[Instructions to follow]: Print out the whole listing below exactly as it is written.
+-------+
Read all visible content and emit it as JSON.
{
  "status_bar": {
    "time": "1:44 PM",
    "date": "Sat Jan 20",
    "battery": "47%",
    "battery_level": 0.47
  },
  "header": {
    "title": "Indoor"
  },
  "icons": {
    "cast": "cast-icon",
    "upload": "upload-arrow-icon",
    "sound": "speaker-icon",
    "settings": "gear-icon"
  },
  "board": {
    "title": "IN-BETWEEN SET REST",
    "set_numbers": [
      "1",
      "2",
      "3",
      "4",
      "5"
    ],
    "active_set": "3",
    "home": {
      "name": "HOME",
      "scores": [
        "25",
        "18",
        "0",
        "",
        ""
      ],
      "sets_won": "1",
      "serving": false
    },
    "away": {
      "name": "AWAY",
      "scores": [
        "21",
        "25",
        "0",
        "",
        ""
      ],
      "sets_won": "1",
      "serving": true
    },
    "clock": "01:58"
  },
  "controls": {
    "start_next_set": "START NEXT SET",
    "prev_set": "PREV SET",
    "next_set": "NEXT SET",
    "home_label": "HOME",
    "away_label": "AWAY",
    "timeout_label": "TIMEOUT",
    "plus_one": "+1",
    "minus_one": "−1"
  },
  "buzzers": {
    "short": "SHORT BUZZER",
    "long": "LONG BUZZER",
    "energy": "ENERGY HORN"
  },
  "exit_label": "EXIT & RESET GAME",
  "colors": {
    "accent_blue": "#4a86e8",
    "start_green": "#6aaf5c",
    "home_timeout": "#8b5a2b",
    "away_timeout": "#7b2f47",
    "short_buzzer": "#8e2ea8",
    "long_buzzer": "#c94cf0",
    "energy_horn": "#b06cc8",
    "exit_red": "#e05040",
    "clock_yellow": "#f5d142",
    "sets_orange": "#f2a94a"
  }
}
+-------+
[Reply]:
Read all visible content and emit it as JSON.
{
  "status_bar": {
    "time": "1:44 PM",
    "date": "Sat Jan 20",
    "battery": "47%",
    "battery_level": 0.47
  },
  "header": {
    "title": "Indoor"
  },
  "icons": {
    "cast": "cast-icon",
    "upload": "upload-arrow-icon",
    "sound": "speaker-icon",
    "settings": "gear-icon"
  },
  "board": {
    "title": "IN-BETWEEN SET REST",
    "set_numbers": [
      "1",
      "2",
      "3",
      "4",
      "5"
    ],
    "active_set": "3",
    "home": {
      "name": "HOME",
      "scores": [
        "25",
        "18",
        "0",
        "",
        ""
      ],
      "sets_won": "1",
      "serving": false
    },
    "away": {
      "name": "AWAY",
      "scores": [
        "21",
        "25",
        "0",
        "",
        ""
      ],
      "sets_won": "1",
      "serving": true
    },
    "clock": "01:58"
  },
  "controls": {
    "start_next_set": "START NEXT SET",
    "prev_set": "PREV SET",
    "next_set": "NEXT SET",
    "home_label": "HOME",
    "away_label": "AWAY",
    "timeout_label": "TIMEOUT",
    "plus_one": "+1",
    "minus_one": "−1"
  },
  "buzzers": {
    "short": "SHORT BUZZER",
    "long": "LONG BUZZER",
    "energy": "ENERGY HORN"
  },
  "exit_label": "EXIT & RESET GAME",
  "colors": {
    "accent_blue": "#4a86e8",
    "start_green": "#6aaf5c",
    "home_timeout": "#8b5a2b",
    "away_timeout": "#7b2f47",
    "short_buzzer": "#8e2ea8",
    "long_buzzer": "#c94cf0",
    "energy_horn": "#b06cc8",
    "exit_red": "#e05040",
    "clock_yellow": "#f5d142",
    "sets_orange": "#f2a94a"
  }
}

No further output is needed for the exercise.